Lines with "전체동의": please show every one of them from the listing below.

══════════════════════════════

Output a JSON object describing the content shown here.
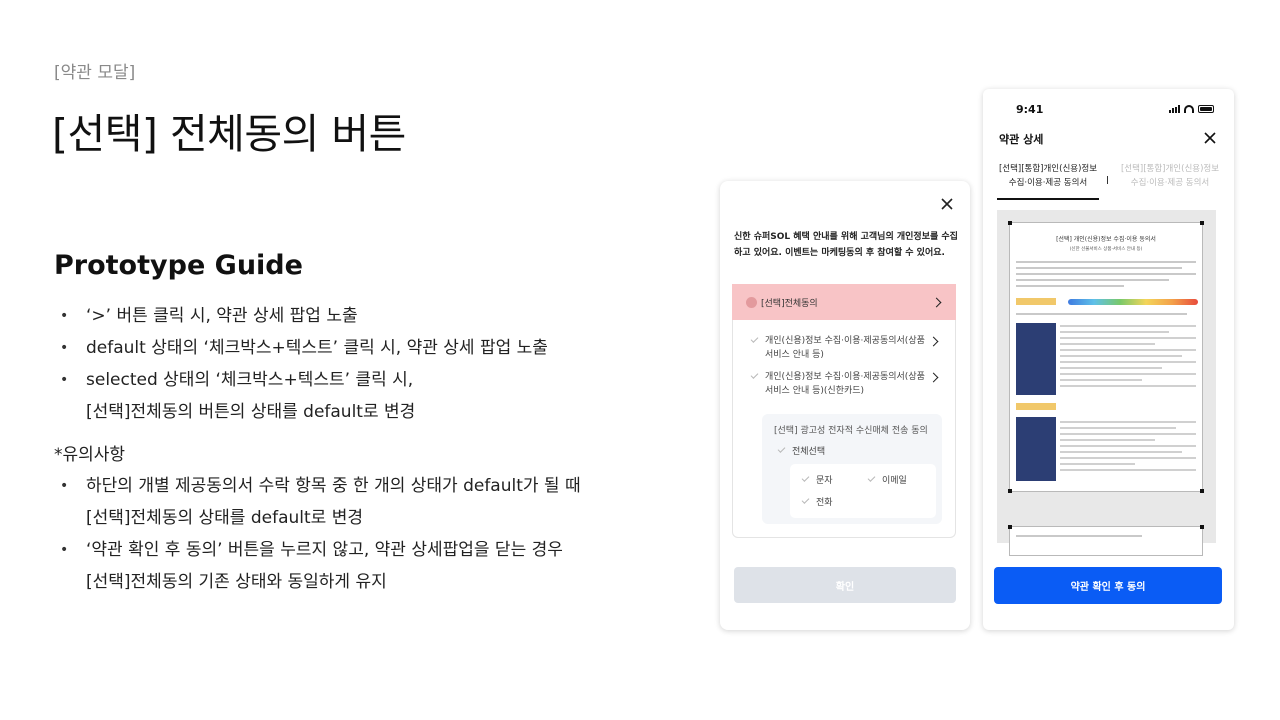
{
  "header": {
    "eyebrow": "[약관 모달]",
    "title": "[선택] 전체동의 버튼"
  },
  "guide": {
    "heading": "Prototype Guide",
    "bullets": [
      {
        "line1": "‘>’ 버튼 클릭 시, 약관 상세 팝업 노출",
        "line2": ""
      },
      {
        "line1": "default 상태의 ‘체크박스+텍스트’ 클릭 시, 약관 상세 팝업 노출",
        "line2": ""
      },
      {
        "line1": "selected 상태의 ‘체크박스+텍스트’ 클릭 시,",
        "line2": "[선택]전체동의 버튼의 상태를 default로 변경"
      }
    ]
  },
  "notes": {
    "heading": "*유의사항",
    "bullets": [
      {
        "line1": "하단의 개별 제공동의서 수락 항목 중 한 개의 상태가 default가 될 때",
        "line2": "[선택]전체동의 상태를 default로 변경"
      },
      {
        "line1": "‘약관 확인 후 동의’ 버튼을 누르지 않고, 약관 상세팝업을 닫는 경우",
        "line2": "[선택]전체동의 기존 상태와 동일하게 유지"
      }
    ]
  },
  "modal": {
    "intro": "신한 슈퍼SOL 혜택 안내를 위해 고객님의 개인정보를 수집하고 있어요. 이벤트는 마케팅동의 후 참여할 수 있어요.",
    "all_agree_label": "[선택]전체동의",
    "items": [
      {
        "label": "개인(신용)정보 수집·이용·제공동의서(상품서비스 안내 등)"
      },
      {
        "label": "개인(신용)정보 수집·이용·제공동의서(상품서비스 안내 등)(신한카드)"
      }
    ],
    "ad_section": {
      "title": "[선택] 광고성 전자적 수신매체 전송 동의",
      "select_all": "전체선택",
      "options": [
        "문자",
        "이메일",
        "전화"
      ]
    },
    "confirm_label": "확인",
    "colors": {
      "selected_bg": "#f8c4c6",
      "disabled_button": "#dee2e8"
    }
  },
  "detail": {
    "status_time": "9:41",
    "heading": "약관 상세",
    "tabs": [
      {
        "line1": "[선택][통합]개인(신용)정보",
        "line2": "수집·이용·제공 동의서",
        "active": true
      },
      {
        "line1": "[선택][통합]개인(신용)정보",
        "line2": "수집·이용·제공 동의서",
        "active": false
      }
    ],
    "document": {
      "title": "[선택] 개인(신용)정보 수집·이용 동의서",
      "subtitle": "(신한 선불서비스 상품·서비스 안내 등)"
    },
    "agree_button": "약관 확인 후 동의",
    "colors": {
      "primary": "#0a5cf5"
    }
  }
}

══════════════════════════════

§ **Written solution**
    "title": "[선택] 전체동의 버튼"
        "line2": "[선택]전체동의 버튼의 상태를 default로 변경"
        "line2": "[선택]전체동의 상태를 default로 변경"
        "line2": "[선택]전체동의 기존 상태와 동일하게 유지"
    "all_agree_label": "[선택]전체동의",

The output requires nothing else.